To alleviate or mitigate the negative impacts to Texas and US domestic crude oil and natural gas production, the Texas Alliance of Energy Producers respectfully requests the following:
- Country exemptions for countries supplying oilfield steel goods to the US domestic oil and gas industry, most notably Canada, Mexico, the European Union, South Korea, Argentina, Brazil, and Japan;
- Product exemptions that are granted across the entire industry, rather than exemptions that must be requested by each individual company for each individual steel product;
That no import quotas are imposed on oilfield steel goods, either by volunta1y agreement (as in the case of South Korea, one of the largest suppliers of oilfield steel goods to the US oil and gas industry) or by proclamation; the imposition of quotas will ve1y likely raise the cost of oilfield steel products to American domestic producers to a much greater extent than tariffs;
- That any information provided by individual oil and gas companies in the product exclusion process is viewed as Confidential Business Info1mation and carefully guarded thusly; and
- That any tariffs paid in advance of country or product exclusions are rebated to oil and gas producing firms should those exclusions subsequently be granted.
The increased cost of oilfield steel goods that will necessarily occur as a result of the imposition of tariffs and/or quotas will negatively impact Texas and US oil and gas firms directly. As revenue is shifted from profit to expense as a result of these higher costs, the effective revenue received from oil and gas production will be lowered. Industry jobs will either be lost or not created in the future as a result of that shift. Activity levels will be diminished in commensurate fashion and American consuming households and business will be denied the full benefit of US energy production.
Further, smaller independent oil and gas producing companies will find it very difficult to absorb these additional costs. They also will ve1y likely not possess the resources to go through the arduous process of applying for product exemptions at the individual company level.

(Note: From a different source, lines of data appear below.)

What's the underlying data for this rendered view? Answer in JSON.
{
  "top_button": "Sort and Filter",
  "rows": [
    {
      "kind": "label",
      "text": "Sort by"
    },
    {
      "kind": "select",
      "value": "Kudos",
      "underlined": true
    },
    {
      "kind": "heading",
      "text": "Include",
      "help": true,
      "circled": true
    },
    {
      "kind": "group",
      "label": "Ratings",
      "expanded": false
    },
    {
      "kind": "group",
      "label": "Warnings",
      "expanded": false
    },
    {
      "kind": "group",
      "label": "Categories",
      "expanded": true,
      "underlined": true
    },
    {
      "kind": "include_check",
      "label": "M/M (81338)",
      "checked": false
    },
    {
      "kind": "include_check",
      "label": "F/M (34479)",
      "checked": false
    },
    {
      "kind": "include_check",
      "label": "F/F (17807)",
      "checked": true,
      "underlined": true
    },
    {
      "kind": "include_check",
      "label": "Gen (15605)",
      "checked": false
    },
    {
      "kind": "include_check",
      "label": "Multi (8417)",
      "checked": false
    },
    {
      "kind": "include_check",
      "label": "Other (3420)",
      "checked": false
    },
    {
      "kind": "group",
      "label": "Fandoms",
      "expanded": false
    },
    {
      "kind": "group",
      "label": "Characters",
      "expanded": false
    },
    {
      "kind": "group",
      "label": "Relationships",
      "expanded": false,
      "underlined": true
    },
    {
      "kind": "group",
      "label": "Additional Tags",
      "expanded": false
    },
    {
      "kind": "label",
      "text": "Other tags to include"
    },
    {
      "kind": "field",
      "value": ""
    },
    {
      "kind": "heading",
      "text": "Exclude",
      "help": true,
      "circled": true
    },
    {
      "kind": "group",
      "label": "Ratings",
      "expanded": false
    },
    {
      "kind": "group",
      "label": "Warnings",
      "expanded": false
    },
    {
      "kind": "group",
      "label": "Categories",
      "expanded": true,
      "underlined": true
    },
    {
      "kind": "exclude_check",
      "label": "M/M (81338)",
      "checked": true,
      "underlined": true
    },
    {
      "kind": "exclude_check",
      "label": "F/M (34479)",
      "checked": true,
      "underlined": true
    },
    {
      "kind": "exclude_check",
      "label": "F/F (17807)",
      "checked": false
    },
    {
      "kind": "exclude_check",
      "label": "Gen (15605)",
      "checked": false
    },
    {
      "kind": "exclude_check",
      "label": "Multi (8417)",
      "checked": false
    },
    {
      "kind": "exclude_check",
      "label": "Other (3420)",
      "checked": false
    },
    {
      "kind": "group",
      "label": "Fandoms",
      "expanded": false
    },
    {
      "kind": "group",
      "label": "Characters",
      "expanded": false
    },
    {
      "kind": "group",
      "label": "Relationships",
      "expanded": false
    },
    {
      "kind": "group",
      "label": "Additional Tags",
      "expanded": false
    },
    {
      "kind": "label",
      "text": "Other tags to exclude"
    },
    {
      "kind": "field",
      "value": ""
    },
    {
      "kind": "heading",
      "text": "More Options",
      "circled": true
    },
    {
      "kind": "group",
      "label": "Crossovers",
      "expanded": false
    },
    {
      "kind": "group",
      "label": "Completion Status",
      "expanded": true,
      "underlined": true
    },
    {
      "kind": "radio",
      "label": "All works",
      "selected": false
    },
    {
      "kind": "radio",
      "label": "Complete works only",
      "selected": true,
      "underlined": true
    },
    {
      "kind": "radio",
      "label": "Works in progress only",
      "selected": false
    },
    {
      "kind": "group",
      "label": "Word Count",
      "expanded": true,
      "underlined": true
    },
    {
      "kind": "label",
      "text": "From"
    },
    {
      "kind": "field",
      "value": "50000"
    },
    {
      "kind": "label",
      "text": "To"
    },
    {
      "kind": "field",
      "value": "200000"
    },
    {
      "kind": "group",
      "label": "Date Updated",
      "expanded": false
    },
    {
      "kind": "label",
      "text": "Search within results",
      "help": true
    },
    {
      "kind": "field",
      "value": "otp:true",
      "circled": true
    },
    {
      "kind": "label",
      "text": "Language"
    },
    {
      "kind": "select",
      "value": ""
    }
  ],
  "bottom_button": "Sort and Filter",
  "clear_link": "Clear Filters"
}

They will therefore be subject to the full weight of cost increases as a result of the imposition of tariffs and/or quotas. We ask that the BIS and Depa1tment of Commerce in this comment process undertake the full understanding of the effects of unavoidable cost increases on the US domestic oil and gas producing industry.
Thank you for your consideration of these comments. If you have questions or desire additional information, please contact me by e-mail at firstname.lastname@example.org.
John Tintera, President
Texas Alliance of Energy Producers